▶ What this task involves
Search the records for the string "data", then copy each line where it appears.

▶ Records for processing
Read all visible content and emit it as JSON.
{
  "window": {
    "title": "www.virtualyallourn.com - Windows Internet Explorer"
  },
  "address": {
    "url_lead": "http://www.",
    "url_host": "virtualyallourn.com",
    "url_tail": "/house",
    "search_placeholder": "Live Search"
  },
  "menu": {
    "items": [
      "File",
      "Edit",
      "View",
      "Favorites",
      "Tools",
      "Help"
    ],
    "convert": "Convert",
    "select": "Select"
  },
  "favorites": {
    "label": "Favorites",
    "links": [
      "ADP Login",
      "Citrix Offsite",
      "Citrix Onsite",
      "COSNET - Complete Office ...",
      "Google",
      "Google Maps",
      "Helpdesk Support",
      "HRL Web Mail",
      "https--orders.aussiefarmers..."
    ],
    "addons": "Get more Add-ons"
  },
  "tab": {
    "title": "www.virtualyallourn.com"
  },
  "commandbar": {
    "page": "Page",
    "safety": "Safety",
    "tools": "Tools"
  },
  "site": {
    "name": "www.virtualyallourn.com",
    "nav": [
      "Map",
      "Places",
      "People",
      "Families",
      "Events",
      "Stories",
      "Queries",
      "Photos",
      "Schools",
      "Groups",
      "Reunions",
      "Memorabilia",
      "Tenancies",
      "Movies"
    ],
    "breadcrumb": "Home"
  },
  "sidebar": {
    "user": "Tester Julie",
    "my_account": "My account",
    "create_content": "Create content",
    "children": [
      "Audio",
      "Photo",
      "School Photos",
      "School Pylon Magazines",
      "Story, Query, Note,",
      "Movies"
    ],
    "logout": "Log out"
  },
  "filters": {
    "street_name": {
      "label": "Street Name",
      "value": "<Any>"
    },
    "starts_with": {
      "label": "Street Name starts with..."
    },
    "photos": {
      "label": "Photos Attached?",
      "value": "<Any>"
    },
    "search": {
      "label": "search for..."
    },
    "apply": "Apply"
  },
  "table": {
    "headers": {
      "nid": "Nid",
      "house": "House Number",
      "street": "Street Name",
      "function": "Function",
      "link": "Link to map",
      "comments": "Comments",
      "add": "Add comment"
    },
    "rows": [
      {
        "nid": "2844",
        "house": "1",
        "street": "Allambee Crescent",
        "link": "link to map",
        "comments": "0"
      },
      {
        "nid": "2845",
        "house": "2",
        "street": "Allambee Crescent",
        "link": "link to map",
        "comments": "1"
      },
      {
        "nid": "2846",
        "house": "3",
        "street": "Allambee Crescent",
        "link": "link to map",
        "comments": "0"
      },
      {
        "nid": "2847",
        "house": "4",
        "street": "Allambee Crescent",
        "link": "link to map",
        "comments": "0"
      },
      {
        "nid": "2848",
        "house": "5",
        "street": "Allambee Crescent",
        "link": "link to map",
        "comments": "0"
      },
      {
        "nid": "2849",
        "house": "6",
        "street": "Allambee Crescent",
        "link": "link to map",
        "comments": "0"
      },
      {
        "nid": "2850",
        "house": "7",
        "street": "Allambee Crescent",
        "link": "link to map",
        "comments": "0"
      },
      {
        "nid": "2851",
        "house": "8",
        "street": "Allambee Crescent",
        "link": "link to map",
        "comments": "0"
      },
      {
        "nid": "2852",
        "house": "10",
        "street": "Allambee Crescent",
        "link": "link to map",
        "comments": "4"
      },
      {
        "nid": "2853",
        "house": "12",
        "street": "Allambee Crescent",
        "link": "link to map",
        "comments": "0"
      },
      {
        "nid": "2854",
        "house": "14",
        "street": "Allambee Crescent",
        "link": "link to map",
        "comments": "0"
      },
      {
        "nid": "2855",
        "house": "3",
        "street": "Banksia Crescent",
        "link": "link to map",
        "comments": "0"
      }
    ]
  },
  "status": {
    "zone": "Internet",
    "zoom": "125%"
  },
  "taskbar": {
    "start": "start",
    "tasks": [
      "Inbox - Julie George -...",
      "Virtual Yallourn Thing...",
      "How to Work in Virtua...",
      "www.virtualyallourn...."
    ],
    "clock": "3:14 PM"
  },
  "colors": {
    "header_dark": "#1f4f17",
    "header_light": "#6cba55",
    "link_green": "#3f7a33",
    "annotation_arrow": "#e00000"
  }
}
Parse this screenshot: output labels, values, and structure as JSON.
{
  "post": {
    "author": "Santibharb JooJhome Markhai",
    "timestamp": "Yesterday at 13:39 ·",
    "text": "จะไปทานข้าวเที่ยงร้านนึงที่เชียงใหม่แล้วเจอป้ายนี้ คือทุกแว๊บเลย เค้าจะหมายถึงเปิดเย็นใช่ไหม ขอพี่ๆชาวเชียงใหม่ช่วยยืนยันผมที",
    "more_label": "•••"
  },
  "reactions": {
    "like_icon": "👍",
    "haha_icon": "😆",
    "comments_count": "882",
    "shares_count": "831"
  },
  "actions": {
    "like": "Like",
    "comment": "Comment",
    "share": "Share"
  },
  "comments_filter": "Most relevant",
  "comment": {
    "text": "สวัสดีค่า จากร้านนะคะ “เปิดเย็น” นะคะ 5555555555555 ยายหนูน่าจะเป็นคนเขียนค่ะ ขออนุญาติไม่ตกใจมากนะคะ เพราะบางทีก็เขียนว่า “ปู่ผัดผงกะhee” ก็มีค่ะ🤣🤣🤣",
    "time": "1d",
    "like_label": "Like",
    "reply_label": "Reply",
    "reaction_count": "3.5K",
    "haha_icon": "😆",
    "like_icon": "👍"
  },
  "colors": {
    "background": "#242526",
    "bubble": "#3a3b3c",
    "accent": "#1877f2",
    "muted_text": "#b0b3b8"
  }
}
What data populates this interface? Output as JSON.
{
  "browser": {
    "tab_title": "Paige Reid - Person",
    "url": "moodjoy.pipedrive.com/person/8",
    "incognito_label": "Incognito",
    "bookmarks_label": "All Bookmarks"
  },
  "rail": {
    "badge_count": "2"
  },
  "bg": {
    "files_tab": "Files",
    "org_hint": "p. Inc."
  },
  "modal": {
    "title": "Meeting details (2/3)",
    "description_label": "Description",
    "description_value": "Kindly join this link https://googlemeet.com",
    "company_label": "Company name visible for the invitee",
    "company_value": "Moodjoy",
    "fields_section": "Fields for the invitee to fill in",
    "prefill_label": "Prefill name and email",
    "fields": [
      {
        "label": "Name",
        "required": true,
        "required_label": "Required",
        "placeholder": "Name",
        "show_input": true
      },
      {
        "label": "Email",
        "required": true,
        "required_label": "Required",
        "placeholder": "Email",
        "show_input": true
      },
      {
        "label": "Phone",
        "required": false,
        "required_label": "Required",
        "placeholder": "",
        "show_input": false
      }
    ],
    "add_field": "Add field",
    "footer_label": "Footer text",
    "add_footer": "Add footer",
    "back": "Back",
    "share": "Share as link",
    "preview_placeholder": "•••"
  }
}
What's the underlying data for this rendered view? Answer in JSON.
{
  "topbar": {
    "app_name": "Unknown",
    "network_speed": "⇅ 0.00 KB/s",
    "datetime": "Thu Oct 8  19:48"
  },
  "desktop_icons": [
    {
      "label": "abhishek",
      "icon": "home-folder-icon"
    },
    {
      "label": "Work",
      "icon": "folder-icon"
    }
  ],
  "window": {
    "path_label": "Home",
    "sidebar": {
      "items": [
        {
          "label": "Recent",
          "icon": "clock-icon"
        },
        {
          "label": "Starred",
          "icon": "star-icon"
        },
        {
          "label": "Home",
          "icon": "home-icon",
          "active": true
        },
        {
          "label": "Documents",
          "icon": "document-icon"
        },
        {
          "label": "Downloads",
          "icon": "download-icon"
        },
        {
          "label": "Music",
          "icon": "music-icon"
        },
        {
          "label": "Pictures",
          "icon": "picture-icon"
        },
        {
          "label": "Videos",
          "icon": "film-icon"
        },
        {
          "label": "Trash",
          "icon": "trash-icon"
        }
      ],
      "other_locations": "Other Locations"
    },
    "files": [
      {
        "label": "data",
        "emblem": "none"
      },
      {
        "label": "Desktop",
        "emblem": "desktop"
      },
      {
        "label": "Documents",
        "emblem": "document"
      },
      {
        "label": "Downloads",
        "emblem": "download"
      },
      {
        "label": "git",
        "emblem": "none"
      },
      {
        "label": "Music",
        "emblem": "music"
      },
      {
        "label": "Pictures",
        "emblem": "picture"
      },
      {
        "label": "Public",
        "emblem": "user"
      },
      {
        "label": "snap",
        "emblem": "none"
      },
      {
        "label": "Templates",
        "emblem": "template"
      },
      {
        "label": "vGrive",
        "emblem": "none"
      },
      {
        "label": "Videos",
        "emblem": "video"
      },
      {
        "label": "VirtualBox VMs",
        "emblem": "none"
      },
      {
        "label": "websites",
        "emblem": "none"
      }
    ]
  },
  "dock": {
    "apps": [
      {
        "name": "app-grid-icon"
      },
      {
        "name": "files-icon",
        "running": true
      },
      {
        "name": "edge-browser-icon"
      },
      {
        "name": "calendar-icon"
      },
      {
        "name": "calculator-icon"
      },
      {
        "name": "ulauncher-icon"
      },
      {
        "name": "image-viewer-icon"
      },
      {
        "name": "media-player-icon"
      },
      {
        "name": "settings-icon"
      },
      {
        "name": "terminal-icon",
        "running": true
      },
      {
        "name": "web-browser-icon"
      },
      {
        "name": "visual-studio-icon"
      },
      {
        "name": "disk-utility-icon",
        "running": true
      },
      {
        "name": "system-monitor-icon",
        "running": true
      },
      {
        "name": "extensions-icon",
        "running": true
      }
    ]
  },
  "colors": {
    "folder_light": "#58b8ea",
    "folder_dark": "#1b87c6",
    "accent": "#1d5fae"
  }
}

▶ Answer for this exercise
What data populates this interface? Output as JSON.
What's the underlying data for this rendered view? Answer in JSON.
        "label": "data",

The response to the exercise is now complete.